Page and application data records
◆ ◆ ◆ ◆

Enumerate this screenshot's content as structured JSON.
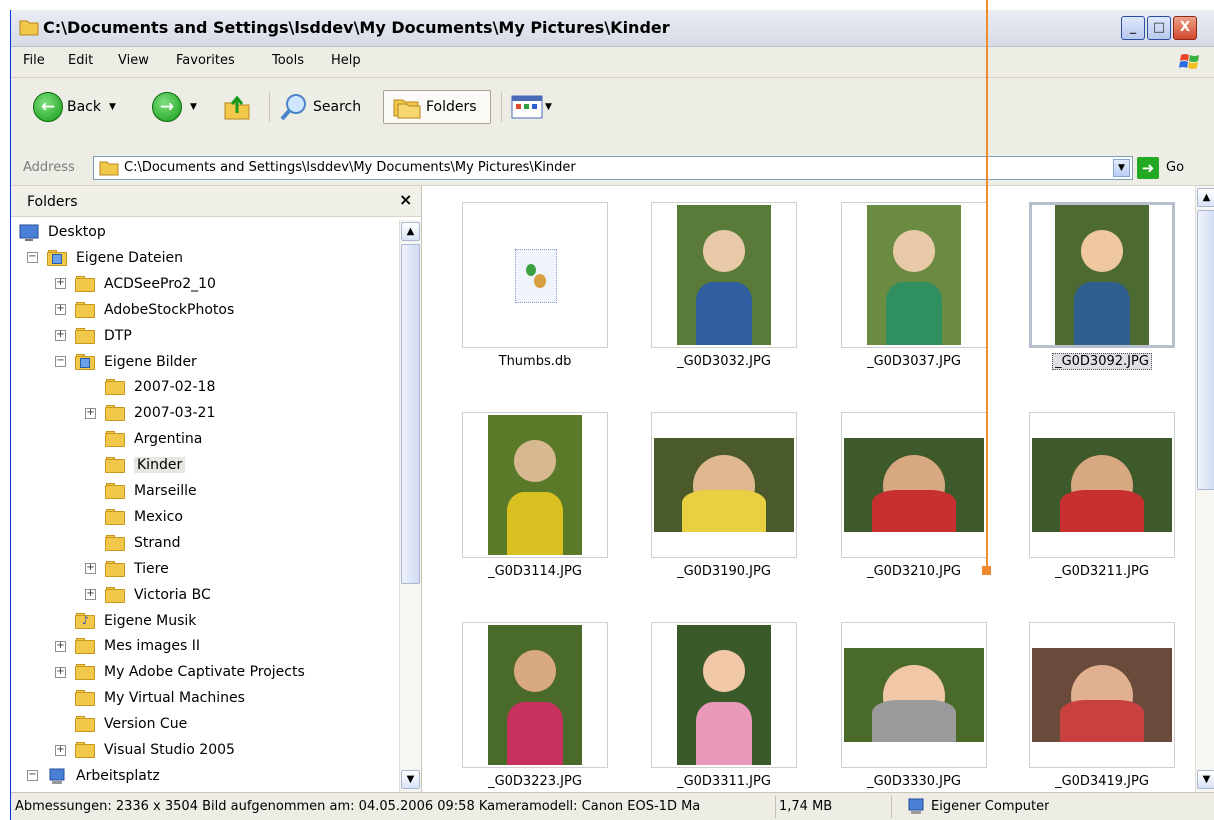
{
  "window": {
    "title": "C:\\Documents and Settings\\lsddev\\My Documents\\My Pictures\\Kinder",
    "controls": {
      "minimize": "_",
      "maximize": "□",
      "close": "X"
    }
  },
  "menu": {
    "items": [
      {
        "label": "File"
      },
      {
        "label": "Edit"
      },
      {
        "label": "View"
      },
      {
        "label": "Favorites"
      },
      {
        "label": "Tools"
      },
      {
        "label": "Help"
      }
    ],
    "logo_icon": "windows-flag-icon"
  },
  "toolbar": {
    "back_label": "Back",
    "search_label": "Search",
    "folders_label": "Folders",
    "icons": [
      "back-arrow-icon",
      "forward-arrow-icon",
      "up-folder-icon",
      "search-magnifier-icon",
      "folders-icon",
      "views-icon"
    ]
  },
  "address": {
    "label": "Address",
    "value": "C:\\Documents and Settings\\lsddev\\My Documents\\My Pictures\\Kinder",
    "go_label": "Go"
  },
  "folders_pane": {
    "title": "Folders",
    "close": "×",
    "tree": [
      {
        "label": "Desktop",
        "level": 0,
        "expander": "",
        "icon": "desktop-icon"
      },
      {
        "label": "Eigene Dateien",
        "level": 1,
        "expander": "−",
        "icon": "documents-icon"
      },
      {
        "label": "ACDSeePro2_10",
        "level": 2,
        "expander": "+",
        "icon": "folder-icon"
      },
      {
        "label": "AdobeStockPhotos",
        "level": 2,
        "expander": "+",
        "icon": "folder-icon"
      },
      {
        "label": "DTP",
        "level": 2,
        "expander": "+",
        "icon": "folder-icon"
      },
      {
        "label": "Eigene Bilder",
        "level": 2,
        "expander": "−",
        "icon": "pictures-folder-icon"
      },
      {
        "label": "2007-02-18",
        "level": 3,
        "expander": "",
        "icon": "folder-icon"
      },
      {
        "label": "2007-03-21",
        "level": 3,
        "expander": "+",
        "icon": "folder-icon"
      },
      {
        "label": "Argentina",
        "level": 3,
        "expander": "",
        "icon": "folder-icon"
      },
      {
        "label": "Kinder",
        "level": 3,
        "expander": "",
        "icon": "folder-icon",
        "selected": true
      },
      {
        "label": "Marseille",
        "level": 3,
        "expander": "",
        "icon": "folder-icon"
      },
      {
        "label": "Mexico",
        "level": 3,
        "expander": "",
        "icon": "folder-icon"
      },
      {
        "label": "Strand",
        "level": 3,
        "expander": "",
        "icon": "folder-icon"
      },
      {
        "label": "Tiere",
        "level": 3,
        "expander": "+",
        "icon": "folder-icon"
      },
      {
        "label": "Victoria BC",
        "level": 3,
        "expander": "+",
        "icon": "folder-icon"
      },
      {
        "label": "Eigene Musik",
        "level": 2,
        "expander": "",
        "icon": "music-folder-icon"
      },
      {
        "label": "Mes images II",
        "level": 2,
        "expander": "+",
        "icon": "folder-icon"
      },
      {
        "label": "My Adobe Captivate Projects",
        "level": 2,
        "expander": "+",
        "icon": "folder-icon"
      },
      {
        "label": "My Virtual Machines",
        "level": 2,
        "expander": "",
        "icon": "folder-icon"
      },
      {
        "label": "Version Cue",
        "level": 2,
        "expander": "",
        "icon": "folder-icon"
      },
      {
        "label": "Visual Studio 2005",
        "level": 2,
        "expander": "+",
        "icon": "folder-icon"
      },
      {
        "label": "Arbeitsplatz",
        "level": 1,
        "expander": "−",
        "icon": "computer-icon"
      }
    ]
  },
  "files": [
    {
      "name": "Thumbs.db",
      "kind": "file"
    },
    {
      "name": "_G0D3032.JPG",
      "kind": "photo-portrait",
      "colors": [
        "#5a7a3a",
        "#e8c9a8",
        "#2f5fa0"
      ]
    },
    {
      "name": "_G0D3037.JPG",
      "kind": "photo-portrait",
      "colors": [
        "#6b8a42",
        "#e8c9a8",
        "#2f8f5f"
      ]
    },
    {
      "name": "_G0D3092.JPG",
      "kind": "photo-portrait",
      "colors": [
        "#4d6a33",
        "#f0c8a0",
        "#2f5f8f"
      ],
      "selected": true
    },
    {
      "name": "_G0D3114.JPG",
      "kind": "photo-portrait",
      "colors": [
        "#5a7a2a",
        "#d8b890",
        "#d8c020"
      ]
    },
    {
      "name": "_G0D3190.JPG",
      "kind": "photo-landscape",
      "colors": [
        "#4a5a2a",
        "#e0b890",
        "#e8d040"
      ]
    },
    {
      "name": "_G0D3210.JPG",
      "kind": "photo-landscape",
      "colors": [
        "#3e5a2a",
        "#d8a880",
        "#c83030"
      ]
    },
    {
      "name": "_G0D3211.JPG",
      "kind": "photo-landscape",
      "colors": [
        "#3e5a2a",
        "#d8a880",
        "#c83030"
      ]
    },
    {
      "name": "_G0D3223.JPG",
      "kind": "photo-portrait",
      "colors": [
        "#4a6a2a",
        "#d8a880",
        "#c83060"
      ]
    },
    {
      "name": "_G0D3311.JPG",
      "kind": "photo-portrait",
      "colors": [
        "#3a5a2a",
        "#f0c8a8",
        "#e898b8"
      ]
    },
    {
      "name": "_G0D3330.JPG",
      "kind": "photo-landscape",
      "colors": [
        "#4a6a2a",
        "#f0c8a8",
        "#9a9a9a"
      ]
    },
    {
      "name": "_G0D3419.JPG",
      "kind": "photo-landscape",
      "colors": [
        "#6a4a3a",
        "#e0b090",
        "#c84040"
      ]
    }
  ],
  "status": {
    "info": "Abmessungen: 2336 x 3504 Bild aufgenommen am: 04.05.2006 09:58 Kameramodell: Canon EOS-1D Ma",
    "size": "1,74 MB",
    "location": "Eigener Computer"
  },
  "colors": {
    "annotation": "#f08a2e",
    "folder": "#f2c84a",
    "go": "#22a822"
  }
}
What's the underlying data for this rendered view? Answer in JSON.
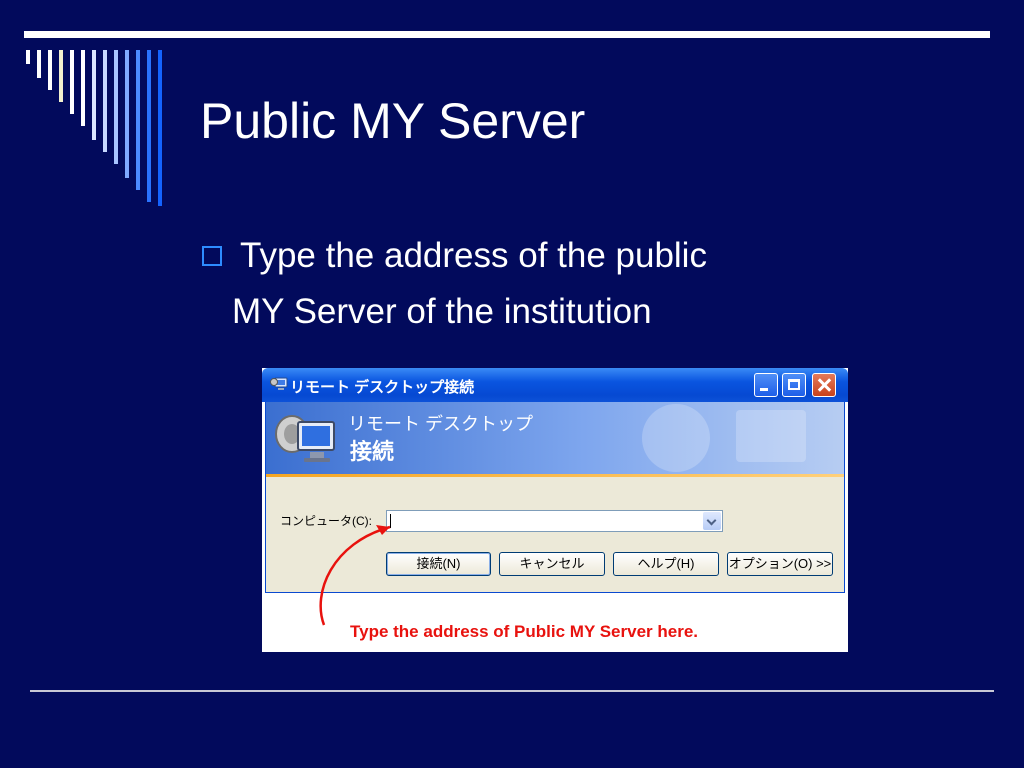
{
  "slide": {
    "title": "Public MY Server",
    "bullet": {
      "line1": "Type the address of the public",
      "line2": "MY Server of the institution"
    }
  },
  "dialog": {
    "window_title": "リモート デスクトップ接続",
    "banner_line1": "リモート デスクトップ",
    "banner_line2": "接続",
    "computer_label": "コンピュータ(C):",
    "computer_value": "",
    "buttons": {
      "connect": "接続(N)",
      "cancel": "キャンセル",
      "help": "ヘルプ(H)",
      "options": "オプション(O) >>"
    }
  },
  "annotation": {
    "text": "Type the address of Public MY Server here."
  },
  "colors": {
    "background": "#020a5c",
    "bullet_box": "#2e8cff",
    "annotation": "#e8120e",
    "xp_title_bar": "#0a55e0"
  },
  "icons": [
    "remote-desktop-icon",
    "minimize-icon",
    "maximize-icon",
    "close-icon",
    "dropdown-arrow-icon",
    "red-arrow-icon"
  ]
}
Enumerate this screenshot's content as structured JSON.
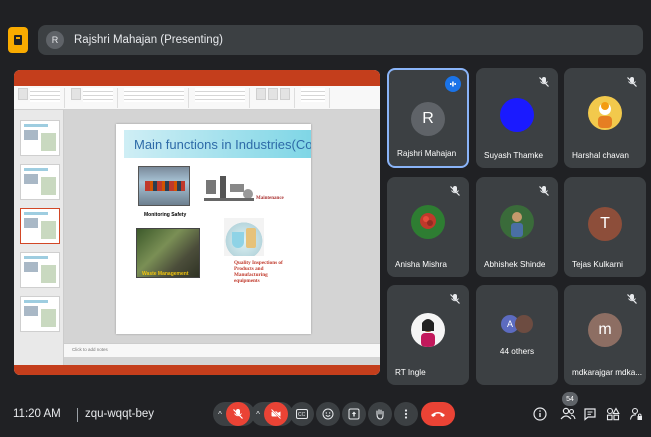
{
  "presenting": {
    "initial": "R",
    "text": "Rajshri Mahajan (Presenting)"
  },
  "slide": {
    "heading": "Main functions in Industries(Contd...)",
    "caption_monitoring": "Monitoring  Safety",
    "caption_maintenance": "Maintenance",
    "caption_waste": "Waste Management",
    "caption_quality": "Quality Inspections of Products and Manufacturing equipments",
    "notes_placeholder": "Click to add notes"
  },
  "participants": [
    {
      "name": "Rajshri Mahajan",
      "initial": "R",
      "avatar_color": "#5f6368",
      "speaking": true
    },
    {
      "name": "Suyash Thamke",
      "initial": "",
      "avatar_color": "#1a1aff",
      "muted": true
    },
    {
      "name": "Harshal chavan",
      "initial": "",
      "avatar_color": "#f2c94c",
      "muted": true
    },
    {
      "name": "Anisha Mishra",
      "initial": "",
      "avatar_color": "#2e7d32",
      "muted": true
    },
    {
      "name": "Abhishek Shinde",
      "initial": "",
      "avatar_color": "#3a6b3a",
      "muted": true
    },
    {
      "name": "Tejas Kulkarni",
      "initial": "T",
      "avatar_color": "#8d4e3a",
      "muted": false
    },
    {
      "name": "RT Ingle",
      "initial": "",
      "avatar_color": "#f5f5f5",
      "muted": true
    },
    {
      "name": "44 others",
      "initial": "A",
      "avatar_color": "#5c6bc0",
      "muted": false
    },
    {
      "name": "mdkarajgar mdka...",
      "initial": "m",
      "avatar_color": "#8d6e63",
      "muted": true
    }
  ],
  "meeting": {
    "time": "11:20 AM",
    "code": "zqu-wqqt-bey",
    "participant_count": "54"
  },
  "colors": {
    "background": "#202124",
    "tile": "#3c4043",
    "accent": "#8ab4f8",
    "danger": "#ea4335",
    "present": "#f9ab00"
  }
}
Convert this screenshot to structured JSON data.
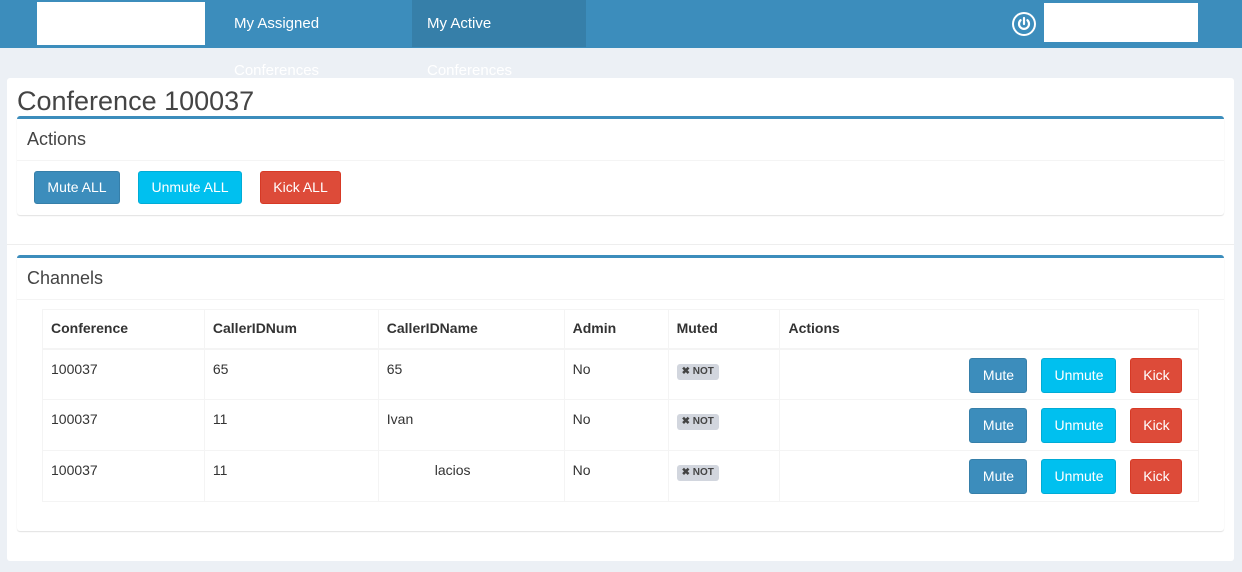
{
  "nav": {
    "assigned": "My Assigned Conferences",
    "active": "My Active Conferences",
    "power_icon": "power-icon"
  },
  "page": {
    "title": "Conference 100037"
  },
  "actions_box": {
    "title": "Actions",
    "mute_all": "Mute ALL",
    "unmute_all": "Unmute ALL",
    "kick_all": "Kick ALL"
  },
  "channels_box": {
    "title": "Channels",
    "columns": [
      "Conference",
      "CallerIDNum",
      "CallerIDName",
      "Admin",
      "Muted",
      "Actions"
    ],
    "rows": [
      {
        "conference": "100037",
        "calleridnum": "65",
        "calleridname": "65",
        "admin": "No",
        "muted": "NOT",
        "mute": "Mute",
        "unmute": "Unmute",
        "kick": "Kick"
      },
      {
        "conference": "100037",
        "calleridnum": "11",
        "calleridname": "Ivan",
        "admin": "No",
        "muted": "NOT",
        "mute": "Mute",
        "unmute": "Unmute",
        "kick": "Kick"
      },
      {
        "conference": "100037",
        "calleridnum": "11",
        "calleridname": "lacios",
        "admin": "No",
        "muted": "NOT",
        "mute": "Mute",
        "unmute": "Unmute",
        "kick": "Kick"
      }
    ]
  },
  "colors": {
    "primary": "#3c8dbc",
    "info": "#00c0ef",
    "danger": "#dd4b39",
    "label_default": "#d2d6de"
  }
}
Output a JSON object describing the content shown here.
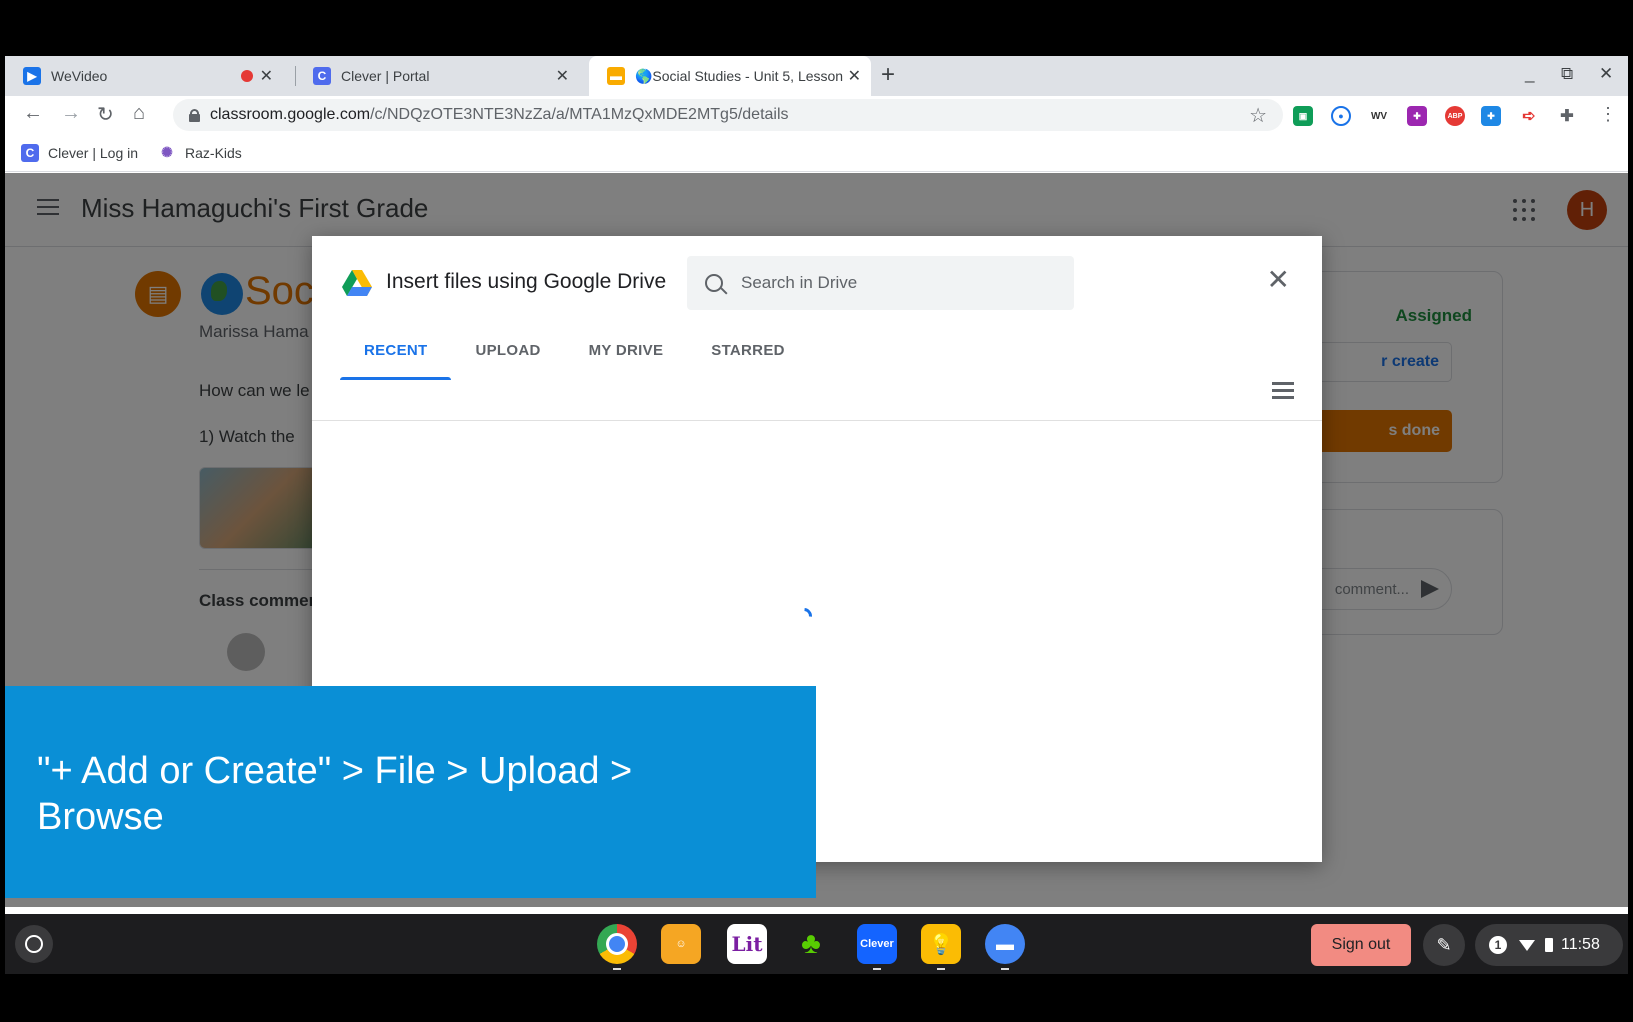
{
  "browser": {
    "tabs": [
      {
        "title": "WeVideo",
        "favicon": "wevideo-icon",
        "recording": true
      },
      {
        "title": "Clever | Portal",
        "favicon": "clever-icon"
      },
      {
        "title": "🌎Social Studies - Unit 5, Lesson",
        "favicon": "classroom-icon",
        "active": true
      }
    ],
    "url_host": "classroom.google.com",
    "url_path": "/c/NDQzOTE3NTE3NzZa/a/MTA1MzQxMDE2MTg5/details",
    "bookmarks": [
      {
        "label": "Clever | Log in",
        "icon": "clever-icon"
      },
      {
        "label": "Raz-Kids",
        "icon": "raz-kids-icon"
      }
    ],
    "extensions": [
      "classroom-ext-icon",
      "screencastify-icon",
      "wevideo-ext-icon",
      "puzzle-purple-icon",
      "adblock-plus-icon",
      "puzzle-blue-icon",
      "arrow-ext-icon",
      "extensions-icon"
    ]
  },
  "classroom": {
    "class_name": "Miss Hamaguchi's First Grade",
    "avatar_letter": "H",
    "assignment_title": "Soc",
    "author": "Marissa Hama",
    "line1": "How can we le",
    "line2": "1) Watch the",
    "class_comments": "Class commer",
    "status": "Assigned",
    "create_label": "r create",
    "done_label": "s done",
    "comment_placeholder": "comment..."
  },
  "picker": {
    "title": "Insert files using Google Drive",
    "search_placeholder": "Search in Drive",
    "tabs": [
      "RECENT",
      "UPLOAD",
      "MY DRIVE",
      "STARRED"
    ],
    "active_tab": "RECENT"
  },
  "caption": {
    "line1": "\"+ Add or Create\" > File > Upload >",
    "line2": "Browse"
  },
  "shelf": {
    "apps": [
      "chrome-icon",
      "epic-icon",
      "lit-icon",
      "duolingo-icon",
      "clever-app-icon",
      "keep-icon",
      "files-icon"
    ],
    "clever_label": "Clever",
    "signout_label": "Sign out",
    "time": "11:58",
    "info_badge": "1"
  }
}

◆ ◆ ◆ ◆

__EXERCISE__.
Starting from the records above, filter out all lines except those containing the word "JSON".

__FINISHED TASK__.
Enumerate this screenshot's content as structured JSON.
What's the underlying data for this rendered view? Answer in JSON.
Enumerate this screenshot's content as structured JSON.
Convert this screenshot to structured JSON data.
Output a JSON object describing the content shown here.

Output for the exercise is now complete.